Task statement:
Which lines of the data contain the string "from"? Copy every one of them.

Task data:
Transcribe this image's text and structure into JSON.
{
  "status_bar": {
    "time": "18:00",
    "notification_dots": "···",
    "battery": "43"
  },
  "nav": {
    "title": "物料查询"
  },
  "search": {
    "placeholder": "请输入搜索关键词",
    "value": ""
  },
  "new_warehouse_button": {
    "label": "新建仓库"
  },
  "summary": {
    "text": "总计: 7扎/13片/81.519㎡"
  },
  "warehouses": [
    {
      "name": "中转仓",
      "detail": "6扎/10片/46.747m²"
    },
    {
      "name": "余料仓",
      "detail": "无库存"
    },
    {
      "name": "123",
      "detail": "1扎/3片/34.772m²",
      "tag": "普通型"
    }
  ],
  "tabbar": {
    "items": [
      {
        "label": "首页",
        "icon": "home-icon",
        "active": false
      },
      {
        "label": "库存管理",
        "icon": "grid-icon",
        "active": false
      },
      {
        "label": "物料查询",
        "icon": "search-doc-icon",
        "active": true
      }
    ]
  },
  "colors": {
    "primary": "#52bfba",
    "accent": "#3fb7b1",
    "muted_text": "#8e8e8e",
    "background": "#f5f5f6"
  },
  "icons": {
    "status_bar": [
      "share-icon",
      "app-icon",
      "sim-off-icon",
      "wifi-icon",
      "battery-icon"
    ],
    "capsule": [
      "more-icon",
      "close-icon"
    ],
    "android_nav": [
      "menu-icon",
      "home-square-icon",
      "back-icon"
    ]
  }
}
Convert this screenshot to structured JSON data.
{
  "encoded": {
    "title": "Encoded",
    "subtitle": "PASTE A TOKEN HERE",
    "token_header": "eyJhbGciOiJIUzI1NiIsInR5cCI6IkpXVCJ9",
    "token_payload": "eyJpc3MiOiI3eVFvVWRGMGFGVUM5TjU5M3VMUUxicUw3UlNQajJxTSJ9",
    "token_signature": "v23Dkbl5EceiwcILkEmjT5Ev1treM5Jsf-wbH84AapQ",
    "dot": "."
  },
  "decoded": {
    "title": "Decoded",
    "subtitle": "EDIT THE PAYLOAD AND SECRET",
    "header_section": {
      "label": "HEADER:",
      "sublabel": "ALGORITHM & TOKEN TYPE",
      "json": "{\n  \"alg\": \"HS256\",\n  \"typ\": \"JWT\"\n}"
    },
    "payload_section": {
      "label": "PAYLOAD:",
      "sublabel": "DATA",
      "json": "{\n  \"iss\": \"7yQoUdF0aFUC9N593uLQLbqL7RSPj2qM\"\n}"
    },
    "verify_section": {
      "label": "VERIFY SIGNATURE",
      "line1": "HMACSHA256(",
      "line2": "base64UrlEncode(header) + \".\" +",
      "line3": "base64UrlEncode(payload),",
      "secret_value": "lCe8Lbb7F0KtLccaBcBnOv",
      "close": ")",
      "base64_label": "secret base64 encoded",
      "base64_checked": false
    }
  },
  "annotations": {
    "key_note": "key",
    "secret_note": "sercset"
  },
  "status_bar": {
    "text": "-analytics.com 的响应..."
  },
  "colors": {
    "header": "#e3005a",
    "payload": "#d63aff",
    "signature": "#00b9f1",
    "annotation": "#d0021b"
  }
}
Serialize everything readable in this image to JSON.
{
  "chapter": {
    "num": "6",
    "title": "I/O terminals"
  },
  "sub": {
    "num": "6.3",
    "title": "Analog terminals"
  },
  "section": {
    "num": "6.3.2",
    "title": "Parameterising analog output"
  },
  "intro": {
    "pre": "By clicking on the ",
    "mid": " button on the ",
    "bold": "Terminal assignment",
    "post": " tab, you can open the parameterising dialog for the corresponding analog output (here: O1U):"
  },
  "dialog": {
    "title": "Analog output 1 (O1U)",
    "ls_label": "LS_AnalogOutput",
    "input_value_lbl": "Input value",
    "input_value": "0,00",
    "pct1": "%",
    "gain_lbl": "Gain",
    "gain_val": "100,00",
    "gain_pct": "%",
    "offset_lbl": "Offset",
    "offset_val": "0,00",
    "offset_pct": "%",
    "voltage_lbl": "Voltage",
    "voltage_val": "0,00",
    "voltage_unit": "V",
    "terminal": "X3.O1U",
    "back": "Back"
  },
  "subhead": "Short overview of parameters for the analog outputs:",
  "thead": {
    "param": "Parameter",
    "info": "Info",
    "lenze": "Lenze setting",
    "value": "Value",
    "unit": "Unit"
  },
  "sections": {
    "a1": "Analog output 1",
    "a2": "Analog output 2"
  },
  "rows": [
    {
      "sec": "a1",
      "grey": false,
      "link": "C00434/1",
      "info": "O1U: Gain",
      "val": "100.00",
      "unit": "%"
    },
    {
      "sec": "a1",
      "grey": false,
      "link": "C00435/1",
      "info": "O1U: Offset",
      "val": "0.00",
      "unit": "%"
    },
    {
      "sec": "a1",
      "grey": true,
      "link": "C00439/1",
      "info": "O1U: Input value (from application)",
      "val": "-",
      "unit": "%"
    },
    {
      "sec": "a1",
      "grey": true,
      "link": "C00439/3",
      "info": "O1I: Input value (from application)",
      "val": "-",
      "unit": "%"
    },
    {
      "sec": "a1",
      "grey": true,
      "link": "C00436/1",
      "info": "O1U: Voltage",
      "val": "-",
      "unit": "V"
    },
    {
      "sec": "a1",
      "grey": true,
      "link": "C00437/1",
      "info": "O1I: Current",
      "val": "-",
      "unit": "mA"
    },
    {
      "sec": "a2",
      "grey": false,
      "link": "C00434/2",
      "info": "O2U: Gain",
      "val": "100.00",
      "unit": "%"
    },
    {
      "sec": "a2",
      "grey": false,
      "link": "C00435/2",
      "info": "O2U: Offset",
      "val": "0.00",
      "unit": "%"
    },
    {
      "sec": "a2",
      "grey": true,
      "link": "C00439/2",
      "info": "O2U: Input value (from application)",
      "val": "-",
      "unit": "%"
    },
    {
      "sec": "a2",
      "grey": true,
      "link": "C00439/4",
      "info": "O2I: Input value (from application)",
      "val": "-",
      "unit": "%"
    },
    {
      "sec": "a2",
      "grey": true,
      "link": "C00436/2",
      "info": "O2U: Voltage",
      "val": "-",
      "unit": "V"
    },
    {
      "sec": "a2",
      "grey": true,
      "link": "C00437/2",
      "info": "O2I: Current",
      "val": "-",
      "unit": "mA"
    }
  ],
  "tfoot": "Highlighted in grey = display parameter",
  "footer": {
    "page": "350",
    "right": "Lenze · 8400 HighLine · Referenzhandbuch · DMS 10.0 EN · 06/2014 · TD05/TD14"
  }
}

Response to the exercise:
      "info": "O1U: Input value (from application)",
      "info": "O1I: Input value (from application)",
      "info": "O2U: Input value (from application)",
      "info": "O2I: Input value (from application)",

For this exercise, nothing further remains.